  • John Minnihan

    Hey folks – thanks for the visits & recent comments.

    I get a chuckle out of the fact that this post seems to remain the authoritative discussion on this topic, well over two years since I wrote it.

  • RT

    Many of these calculations seem logical, but as some have mentioned, simply converting a machine rotation to a distance to derive a running (or biking) distance is very complex. Not only is it dependant on the machine, elliptical geometrics and incline, it also has to do with the resistance selected. Since this is almost negligible when running on a flat surface, the best way to approximate the distance is to take the amount of calories burned into account.

    I'm in the Navy and they require a bi-annual fitness test which, in part, relies on time to complete a 1.5-mile run. Not to long ago they have allowed the use of stationary bikes and elliptical machines to complete the cardio portion of the test. The caloric data from 12 minutes on the machine is plugged into a calculator with the model of machine used to give an equivalent 1.5-mile run time. This method supports the idea that the distance can best be determined from the amount of calories burned and how the machine calculates those calories.

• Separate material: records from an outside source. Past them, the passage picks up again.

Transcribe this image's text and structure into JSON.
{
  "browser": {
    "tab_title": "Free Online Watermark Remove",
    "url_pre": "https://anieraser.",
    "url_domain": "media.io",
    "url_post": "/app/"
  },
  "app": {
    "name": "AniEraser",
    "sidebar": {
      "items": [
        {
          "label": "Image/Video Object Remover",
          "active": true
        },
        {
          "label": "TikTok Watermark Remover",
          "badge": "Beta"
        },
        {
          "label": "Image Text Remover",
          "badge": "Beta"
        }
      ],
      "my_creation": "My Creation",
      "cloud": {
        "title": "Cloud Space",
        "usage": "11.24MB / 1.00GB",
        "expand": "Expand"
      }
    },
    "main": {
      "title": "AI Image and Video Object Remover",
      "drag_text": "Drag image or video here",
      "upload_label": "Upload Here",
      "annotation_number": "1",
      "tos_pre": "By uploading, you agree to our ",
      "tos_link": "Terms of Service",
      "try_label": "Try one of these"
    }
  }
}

    Anyone interested in downloading the “elliptical and bike calculator” can get it at http://www.npc.navy.mil/CommandSupport/Physical… (link is on the right side of the page.) You will notice that NordicTrack's AudioStrider is not on there, but if you use one of the models listed, you will see that it is fairly accurate.

  • John Minnihan

    Hey, thanks for the comments & the link to that calculator tool. That will be helpful to lots of folks.

    And you're right – this is a complex problem because there are simply too many variables over which we have no control. Declaring a constant, such as an 8-minute mile as used in the Navy model, allows us to normalize away these variables & plug assumptions into our model, which is the approach I took as well. (“determine the distance that the wheel would travel if it rolled freely”).

  • Renee

    Thank you so much for launching this discussion. I know you have to be continually amazed at its ongoing nature, but it's just evidence that we really want to know how far we've gone if we work up a dripping sweat on this piece of machinery. And the answer seems to be: Not nearly as far as we'd thought! Which is probably why Nordic Track avoided the whole question! : )

    I know there's no question I burn more calories and get my heart rate higher on the elliptical than I do by walking….I think I will just stick to measuring my walking miles and concentrate on the fact that when I use my elliptical, I am doing something good for my cardiovascular health.

  • Linda

    Thank you John Minnihan – really appreciate the information. :)

  • http://recumbentexercisebikesreviews.com/ Recumbent Exercise Bike Review

    Thank you for sharing your calculations. I really appreciate this article.

  • Jim in Alaska

    You rock! My GED educational dilemma was solved by your equation! My 12 year old son was rattling off the numbers as I was reading your above work!

    Jim in Alaska

  • John Minnihan

    Glad to hear that. Thanks.

  • Melissa in Utah

    Thank you for the explanation and also the formula–I actually feel a little smarter for it! The million dollar question is: Why doesn't Nordic Track just put it in mi/ki in the first place?

  • Dcary01

    The theory is correct, the items used in the equation are wrong. Distance traveled is determined by your feet and the circumference of that motion rather than the tire.

    • http://freepository.com John Minnihan


  • Tabathaforsyth

    also, on the odometer where it says a number x 100
    The number, say…10 is equal to one mile…. so if you did 15×100 it would be 1.5 miles…

  • Hulaookes

    I’m not refuting your theory due to it’s mathematical evidence, but it seems a bit off. I use two different ellipticals, and it takes me about 35 minutes to complete 2.2 miles on one of them, and if your theory is correct, it takes me about 20 mins just to finish >1 mile on the Nordictrack one. Therefore, my question is how fast does your RPM on the Nordictrack have to be in order for
    this to be true?